$\displaystyle {F_{n}}(u)$ $\textstyle =$ $\displaystyle {\frac{n+1}{Cn+1}}{\cdot}{\left[ C{F_{0}}(u)+{\frac{1-C}
{n+1}}{f_{n}}(u) \right]}$ (19.4.8)

$\displaystyle {f_{n}}(u)$ $\textstyle =$ $\displaystyle 2^{n+1}(n+1)!{\frac{J_{n+1}({\pi}u)}{({\pi}u)
^{n+1}}}$ (19.4.9)

Table 19.1 gives the halfpower beamwidth (HPBW), the first sidelobe level and the taper efficiency (see Section 19.4.1) for various edge tapers $C$ and shape parameter $n$.

Table 19.1: Radiation characteristics of circular aperture
Edge Taper $n\:=\:1$ $n\:=\:2$
${T_{E}}$   HPBW Sidelobe ${{\eta}_t}$ HPBW Sidelobe ${{\eta}_t}$
(dB) C (rad.) level (dB)   (rad.) level (dB)  
-8 0.398 $1.12{{\lambda}/2a}$ -21.5 0.942 $1.14{{\lambda}/2a}$ -24.7 0.918
-10 0.316 $1.14{{\lambda}/2a}$ -22.3 0.917 $1.17{{\lambda}/2a}$ -27.0 0.877
-12 0.251 $1.16{{\lambda}/2a}$ -22.9 0.893 $1.20{{\lambda}/2a}$ -29.5 0.834
-14 0.200 $1.17{{\lambda}/2a}$ -23.4 0.871 $1.23{{\lambda}/2a}$ -31.7 0.792
-16 0.158 $1.19{{\lambda}/2a}$ -23.8 0.850 $1.26{{\lambda}/2a}$ -33.5 0.754
-18 0.126 $1.20{{\lambda}/2a}$ -24.1 0.833 $1.29{{\lambda}/2a}$ -34.5 0.719

From Table 19.1 (see also the discussion in Chapter 3) we find that as the edge-taper parameter $C$ decreases, the HPBW increases, the first sidelobe level falls and the taper-efficiency also decreases.

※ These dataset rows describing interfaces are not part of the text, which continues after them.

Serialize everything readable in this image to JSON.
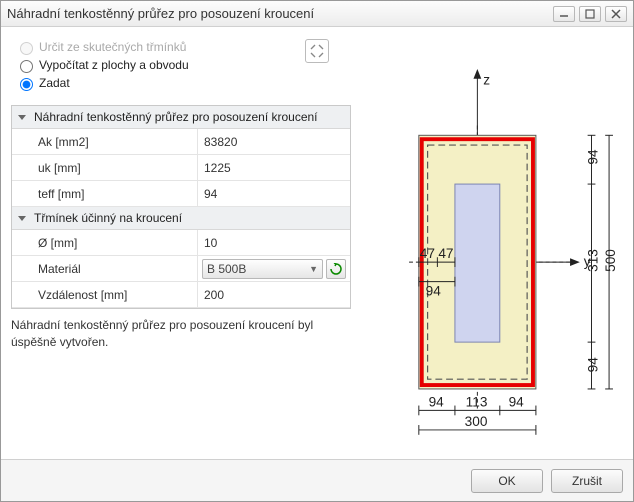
{
  "window": {
    "title": "Náhradní tenkostěnný průřez pro posouzení kroucení"
  },
  "radios": {
    "opt1": "Určit ze skutečných třmínků",
    "opt2": "Vypočítat z plochy a obvodu",
    "opt3": "Zadat",
    "selected": "opt3",
    "disabled": "opt1"
  },
  "sections": {
    "s1": {
      "title": "Náhradní tenkostěnný průřez pro posouzení kroucení"
    },
    "s2": {
      "title": "Třmínek účinný na kroucení"
    }
  },
  "fields": {
    "ak": {
      "label": "Ak [mm2]",
      "value": "83820"
    },
    "uk": {
      "label": "uk [mm]",
      "value": "1225"
    },
    "teff": {
      "label": "teff [mm]",
      "value": "94"
    },
    "diam": {
      "label": "Ø [mm]",
      "value": "10"
    },
    "material": {
      "label": "Materiál",
      "value": "B 500B"
    },
    "dist": {
      "label": "Vzdálenost [mm]",
      "value": "200"
    }
  },
  "status": {
    "line1": "Náhradní tenkostěnný průřez pro posouzení kroucení byl",
    "line2": "úspěšně vytvořen."
  },
  "buttons": {
    "ok": "OK",
    "cancel": "Zrušit"
  },
  "diagram": {
    "axis_z": "z",
    "axis_y": "y",
    "dims": {
      "top_94": "94",
      "mid_313": "313",
      "bot_94": "94",
      "right_total_top": "500",
      "left_47a": "47",
      "left_47b": "47",
      "left_94": "94",
      "b_94a": "94",
      "b_113": "113",
      "b_94b": "94",
      "b_300": "300"
    }
  },
  "chart_data": {
    "type": "diagram",
    "description": "Cross-section torsion replacement geometry",
    "outer_width_mm": 300,
    "outer_height_mm": 500,
    "teff_mm": 94,
    "inner_width_mm": 113,
    "inner_height_mm": 313,
    "wall_offsets_x_mm": [
      94,
      113,
      94
    ],
    "wall_offsets_y_mm": [
      94,
      313,
      94
    ],
    "centerline_offset_mm": 47,
    "Ak_mm2": 83820,
    "uk_mm": 1225
  }
}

Note that $C$ has to be less than unity since we have assumed a radiation pattern which decreases monotonically with increasing angle from the symmetry-axis (Eqn 19.4.6, Fig 19.2).

next up previous contents
Next: Aperture Efficiency Up: GMRT Antennas and Feeds Previous: Characterizing Reflector Antennas   Contents